Bystander Apathy And Communication – NITIE
It was the first week of my journey in a Business School. I was very excited that I will get a chance to listen and learn from the excellent faculty at NITIE.
I entered my business communication class. It was held in Auditorium which and no chairs. Professor Nikhil Mehta told us to form a circle and sat along with us in the circle. He explained that in his classes, he would just play the role of facilitator and we have to learn from our own experiences, and that he would not ‘teach’ us any theory but rather act as a catalyst so that we ourselves learn practically and draw our own inferences. We discussed which areas in Business Communication we would like to explore. However due to lack of time, we had to stop the discussion midway. It was decided that we would continue from that point in next class.
In the first week, all other professors introduced their subjects and gave lectures. Prof Mehta’s second class was the last lecture in the first week. We entered the auditorium and sat in a circle just like the first class. We waited for Nikhil Sir to start the lecture. But he didn’t speak anything. This silence continued for more than 15 minutes. We were looking at each other- not sure what was happening, why sir didn’t start the lecture. A lot of thoughts were going on in our minds- had we done something wrong, what was supposed to be done. The deafening silence was growing louder and louder. Finally, sir asked us what was the reason none of us started the point where we had left in previous class. We told that since he was authority figure we waited for instructions from him to start the proceedings. Sir simply replied, “No one has stopped you from continuing where we had left”. Then the discussion continued. At the end of class, he told us to draw inferences from the observations in the class.
I realized that the same phenomenon would happen even in the professional world. People have multiple superiors and wait for explicit orders. When in a group we tend to relax and think that someone will do it. Ultimately no one does it. Popularly known as bystander apathy.

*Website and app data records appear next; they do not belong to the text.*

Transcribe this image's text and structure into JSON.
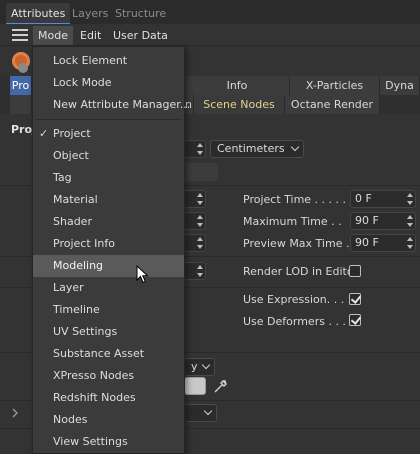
{
  "top_tabs": [
    "Attributes",
    "Layers",
    "Structure"
  ],
  "menubar": {
    "items": [
      "Mode",
      "Edit",
      "User Data"
    ]
  },
  "background": {
    "tabs_row1": [
      "Pro",
      "",
      "Info",
      "X-Particles",
      "Dyna"
    ],
    "tabs_row2": [
      "n",
      "Scene Nodes",
      "Octane Render"
    ],
    "section": "Proj",
    "units_dropdown": "Centimeters",
    "fields": [
      {
        "label": "Project Time . . . . .",
        "value": "0 F"
      },
      {
        "label": "Maximum Time . .",
        "value": "90 F"
      },
      {
        "label": "Preview Max Time .",
        "value": "90 F"
      }
    ],
    "render_lod_label": "Render LOD in Editor",
    "use_expression_label": "Use Expression. . . .",
    "use_deformers_label": "Use Deformers . . . .",
    "misc_dropdown_text": "y"
  },
  "mode_menu": {
    "items": [
      {
        "label": "Lock Element"
      },
      {
        "label": "Lock Mode"
      },
      {
        "label": "New Attribute Manager..."
      },
      {
        "label": "Project",
        "checked": true
      },
      {
        "label": "Object"
      },
      {
        "label": "Tag"
      },
      {
        "label": "Material"
      },
      {
        "label": "Shader"
      },
      {
        "label": "Project Info"
      },
      {
        "label": "Modeling",
        "hover": true
      },
      {
        "label": "Layer"
      },
      {
        "label": "Timeline"
      },
      {
        "label": "UV Settings"
      },
      {
        "label": "Substance Asset"
      },
      {
        "label": "XPresso Nodes"
      },
      {
        "label": "Redshift Nodes"
      },
      {
        "label": "Nodes"
      },
      {
        "label": "View Settings"
      }
    ],
    "check_glyph": "✓"
  }
}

Why can’t we be the leader of our own space? Leadership is not something abstract. It manifests itself in everyday tasks. Rather than waiting for someone to give instructions, we should take initiative to be the agent for the change which we want to see.
This method of teaching where we learn ourselves rather than someone teaching is very effective. My perspective of looking at things really has changed after Business Communication class and has motivated me to make continuous self-improvements and grow as a person. This experience was the highlight of my first week at NITIE.
Which ABG company I would like to work for?
Aditya Birla Renewables Ltd
The prospects of harnessing energy sustainably from renewable sources fascinate me. This motivated me to take up Renewable Energy as elective during my final year of engineering. I would love to use my managerial skills supplemented with sound technical knowledge for contributing to the growth of Aditya Birla Renewables Ltd.
India’s new target of achieving 100 GW of solar power by 2022 makes renewable energy sector full of exciting opportunities and challenges. Being part of Aditya Birla Renewables Ltd would provide me with a head start for my Techno-Managerial career in Renewable Energy sector.
– Prasad Mandke